● What is being asked
For the data below, give the number of lines in which "비밀번호" occurs. Include nothing besides that number.

● Materials provided
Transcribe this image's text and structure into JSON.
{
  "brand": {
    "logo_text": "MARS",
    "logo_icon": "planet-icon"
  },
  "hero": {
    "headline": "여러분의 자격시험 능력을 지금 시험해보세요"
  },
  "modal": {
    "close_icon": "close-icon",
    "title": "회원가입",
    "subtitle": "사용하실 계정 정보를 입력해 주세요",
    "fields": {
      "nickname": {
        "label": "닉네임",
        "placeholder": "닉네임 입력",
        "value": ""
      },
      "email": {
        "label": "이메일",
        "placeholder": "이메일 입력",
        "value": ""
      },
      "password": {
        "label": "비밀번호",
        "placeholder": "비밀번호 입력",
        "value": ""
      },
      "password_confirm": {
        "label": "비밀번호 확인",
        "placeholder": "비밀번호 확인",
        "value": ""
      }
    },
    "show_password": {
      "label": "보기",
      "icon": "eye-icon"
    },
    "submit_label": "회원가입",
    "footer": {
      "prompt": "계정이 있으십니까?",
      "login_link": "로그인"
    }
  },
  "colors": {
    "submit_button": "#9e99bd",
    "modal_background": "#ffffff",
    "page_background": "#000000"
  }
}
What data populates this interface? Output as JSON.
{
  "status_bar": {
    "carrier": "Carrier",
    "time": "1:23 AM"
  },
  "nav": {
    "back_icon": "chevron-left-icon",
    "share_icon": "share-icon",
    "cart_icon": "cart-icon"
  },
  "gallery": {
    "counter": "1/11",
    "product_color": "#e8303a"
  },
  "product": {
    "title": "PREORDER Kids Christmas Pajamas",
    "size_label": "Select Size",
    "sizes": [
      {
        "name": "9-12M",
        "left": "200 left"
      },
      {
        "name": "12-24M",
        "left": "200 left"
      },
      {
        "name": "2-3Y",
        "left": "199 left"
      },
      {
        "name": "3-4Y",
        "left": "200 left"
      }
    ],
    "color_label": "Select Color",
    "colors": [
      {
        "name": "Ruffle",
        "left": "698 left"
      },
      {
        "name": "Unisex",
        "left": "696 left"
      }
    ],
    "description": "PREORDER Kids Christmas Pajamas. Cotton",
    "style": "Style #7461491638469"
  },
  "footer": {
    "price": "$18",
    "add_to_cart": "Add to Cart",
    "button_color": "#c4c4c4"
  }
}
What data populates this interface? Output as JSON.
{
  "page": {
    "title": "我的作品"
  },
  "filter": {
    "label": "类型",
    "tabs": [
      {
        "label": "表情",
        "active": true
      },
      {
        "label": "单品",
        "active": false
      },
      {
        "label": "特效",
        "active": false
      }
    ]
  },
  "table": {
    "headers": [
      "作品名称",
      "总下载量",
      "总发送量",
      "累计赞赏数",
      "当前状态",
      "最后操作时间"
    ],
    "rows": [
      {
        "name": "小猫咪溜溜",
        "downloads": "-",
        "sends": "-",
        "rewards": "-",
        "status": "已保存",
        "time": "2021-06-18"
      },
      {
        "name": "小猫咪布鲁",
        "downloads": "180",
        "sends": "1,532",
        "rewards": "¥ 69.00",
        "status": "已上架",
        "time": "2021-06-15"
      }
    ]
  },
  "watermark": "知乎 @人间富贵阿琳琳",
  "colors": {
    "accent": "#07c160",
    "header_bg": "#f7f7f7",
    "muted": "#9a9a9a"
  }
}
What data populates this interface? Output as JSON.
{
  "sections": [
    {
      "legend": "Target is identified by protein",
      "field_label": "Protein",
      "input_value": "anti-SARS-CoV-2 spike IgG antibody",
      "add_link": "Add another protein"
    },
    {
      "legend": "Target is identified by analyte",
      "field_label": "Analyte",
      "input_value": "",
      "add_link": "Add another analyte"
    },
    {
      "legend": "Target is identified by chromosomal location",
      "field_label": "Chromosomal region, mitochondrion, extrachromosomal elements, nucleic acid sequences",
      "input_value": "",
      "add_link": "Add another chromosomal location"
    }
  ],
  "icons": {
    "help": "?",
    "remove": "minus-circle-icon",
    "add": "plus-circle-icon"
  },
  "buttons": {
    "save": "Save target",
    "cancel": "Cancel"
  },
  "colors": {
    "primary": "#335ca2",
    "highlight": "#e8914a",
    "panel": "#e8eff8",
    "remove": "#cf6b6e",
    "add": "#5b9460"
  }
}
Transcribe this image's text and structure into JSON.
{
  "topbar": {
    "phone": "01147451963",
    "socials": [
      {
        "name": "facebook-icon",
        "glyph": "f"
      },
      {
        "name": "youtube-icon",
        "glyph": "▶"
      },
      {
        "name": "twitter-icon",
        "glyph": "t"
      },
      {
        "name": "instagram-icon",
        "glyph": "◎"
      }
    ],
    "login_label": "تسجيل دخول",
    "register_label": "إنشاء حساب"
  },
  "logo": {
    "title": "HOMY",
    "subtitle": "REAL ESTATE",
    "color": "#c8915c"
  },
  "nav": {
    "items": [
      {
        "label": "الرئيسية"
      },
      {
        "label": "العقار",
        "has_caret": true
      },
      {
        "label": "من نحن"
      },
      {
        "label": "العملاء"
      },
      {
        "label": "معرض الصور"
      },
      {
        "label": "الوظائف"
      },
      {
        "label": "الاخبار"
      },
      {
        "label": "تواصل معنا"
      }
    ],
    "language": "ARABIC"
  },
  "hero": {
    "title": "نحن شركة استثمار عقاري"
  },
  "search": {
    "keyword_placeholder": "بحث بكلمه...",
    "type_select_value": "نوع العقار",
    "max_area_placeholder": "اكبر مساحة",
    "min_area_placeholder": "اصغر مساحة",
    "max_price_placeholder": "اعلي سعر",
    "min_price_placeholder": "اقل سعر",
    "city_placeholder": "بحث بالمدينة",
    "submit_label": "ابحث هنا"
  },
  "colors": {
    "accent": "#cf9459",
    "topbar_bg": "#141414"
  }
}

● Solution to this problem
4